Instead, we recommend sending soil samples to a testing lab at an extension office, a university-affiliated community-service organization that’s designed to help people with all sorts of agricultural issues on a local level.
Collecting and mailing dirt from your yard to an extension office is a relatively quick process compared with the hour or more it takes to do a soil test at home. (There are mail-in soil tests you can buy, but we focused our research specifically on the tests kits you do yourself.) Compared with a DIY test’s results, an extension office’s report will not only be far more accurate but also much more thorough in terms of any issues with your soil. It will also provide more-detailed instructions on how to correct any problems based on what you’d like to grow.
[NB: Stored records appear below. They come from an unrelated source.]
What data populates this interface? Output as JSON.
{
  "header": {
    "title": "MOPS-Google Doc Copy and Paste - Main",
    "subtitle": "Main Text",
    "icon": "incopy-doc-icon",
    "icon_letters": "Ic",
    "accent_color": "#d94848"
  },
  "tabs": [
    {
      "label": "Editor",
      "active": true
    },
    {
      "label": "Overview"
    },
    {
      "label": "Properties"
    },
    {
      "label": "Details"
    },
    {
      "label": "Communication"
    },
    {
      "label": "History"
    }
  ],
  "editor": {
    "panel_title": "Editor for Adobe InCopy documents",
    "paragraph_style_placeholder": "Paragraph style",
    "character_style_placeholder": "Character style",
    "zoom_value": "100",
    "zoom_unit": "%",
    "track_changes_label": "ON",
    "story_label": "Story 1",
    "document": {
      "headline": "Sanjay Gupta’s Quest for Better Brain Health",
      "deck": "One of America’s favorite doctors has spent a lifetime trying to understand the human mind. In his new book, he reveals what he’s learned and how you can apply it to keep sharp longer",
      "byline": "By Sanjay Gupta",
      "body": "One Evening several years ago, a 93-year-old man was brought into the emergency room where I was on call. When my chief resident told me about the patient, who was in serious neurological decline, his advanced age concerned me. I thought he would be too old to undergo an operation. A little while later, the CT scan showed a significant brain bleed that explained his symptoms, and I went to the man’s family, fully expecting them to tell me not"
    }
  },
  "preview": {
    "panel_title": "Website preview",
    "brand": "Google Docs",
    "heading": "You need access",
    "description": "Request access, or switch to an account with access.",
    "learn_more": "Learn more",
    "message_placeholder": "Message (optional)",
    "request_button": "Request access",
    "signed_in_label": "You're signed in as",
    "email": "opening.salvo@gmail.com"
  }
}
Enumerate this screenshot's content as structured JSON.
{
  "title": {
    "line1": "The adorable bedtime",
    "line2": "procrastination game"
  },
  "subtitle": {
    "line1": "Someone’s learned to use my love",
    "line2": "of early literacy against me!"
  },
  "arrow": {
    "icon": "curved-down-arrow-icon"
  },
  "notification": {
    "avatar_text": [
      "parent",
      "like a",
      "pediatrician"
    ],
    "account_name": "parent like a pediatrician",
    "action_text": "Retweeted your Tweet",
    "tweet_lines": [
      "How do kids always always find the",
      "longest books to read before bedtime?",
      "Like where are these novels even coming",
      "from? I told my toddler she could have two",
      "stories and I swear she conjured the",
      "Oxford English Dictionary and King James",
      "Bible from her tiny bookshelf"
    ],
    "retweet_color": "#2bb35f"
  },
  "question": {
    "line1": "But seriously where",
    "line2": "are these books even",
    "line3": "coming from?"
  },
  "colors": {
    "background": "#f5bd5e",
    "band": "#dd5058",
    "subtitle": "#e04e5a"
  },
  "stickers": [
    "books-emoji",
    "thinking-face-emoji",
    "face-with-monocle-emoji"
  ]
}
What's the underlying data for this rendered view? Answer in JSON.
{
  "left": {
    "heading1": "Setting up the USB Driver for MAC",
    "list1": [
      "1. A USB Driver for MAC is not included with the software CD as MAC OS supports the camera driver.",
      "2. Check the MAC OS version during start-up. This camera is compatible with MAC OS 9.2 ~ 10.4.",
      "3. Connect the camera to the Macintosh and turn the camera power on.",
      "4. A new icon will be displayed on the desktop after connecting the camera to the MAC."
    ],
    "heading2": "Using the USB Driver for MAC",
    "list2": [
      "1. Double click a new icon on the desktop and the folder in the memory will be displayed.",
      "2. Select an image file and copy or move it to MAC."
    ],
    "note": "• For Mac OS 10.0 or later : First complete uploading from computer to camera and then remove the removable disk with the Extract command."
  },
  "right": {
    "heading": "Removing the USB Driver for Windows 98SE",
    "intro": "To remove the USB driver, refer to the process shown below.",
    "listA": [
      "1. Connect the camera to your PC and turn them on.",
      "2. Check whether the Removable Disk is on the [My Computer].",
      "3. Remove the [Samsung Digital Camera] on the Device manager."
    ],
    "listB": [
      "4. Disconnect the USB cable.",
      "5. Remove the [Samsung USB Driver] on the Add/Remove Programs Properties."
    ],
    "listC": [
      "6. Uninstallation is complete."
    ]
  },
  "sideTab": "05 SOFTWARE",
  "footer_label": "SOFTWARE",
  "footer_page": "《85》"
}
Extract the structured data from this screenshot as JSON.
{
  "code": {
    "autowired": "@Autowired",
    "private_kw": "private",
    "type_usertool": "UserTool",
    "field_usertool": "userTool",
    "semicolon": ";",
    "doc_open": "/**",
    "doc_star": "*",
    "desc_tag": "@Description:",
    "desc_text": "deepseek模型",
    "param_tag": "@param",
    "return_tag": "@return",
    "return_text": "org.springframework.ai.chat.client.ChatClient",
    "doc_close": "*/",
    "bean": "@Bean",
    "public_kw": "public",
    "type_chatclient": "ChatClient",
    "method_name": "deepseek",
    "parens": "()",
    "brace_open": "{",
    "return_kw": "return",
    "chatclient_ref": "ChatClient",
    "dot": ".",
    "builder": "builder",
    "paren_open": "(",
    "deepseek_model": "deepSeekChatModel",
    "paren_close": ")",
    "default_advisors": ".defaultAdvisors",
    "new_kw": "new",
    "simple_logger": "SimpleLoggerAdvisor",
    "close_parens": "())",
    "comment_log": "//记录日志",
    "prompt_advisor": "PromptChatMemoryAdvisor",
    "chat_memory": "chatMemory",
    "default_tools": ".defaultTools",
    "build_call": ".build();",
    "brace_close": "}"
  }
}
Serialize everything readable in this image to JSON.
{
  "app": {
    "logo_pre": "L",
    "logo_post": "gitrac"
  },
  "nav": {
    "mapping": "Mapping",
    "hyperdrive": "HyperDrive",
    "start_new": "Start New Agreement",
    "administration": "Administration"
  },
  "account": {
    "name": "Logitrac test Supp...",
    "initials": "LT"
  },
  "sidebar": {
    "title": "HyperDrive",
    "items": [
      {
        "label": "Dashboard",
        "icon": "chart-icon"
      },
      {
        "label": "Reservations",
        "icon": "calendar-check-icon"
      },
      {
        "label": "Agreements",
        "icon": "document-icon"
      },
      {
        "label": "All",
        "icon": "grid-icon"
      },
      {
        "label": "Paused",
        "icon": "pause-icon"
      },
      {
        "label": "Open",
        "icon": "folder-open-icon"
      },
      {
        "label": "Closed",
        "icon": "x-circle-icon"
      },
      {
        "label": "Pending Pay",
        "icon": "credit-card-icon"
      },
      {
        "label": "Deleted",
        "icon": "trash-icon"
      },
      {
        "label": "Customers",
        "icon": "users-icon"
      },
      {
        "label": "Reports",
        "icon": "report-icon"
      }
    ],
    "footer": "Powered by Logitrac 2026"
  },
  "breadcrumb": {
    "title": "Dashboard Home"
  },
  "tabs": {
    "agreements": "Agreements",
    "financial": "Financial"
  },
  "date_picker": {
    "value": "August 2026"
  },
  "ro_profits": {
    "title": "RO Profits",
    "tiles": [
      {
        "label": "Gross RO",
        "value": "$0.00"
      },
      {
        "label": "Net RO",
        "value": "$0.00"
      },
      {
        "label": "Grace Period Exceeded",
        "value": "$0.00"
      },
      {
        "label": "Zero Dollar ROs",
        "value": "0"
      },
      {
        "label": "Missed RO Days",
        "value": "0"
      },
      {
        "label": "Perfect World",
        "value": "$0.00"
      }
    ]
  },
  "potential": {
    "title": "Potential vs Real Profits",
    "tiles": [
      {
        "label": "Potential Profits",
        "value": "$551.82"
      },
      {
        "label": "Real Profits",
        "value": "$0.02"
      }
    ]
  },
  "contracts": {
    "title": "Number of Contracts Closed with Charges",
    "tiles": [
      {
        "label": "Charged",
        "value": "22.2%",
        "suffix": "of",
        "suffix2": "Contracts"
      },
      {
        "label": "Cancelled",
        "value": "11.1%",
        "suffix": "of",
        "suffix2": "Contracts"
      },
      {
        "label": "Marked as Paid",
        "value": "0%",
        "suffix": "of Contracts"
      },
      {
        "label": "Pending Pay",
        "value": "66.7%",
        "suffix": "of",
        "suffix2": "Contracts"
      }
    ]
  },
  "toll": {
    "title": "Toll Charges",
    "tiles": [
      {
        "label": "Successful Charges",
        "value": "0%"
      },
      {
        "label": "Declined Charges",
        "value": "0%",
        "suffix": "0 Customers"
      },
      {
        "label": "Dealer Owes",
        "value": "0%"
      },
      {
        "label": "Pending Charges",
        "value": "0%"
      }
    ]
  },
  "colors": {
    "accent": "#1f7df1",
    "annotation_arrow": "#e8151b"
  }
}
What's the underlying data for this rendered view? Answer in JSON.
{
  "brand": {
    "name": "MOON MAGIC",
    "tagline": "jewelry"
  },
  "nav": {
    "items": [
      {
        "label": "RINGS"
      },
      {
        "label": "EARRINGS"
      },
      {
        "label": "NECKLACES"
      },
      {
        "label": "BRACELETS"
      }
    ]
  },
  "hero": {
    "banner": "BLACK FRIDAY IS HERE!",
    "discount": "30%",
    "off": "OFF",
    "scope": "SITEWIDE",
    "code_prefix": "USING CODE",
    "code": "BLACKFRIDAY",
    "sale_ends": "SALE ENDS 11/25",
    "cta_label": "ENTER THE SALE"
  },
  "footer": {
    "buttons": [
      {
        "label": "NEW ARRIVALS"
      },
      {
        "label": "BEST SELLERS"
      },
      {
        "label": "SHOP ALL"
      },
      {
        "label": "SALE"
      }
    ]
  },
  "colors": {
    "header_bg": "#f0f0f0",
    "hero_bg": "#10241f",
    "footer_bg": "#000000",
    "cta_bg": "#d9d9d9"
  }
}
The cost for an extension office soil test varies a bit from state to state. Those at the state-university–run labs we looked at ranged from free to $50, while some at private-university–run labs ran as high as $90. (The most expensive DIY kit we researched was $40.) You’ll have to wait about seven to 10 days for the results, but we think receiving a professional analysis and having information on specific next steps to take are well worth the slight delay.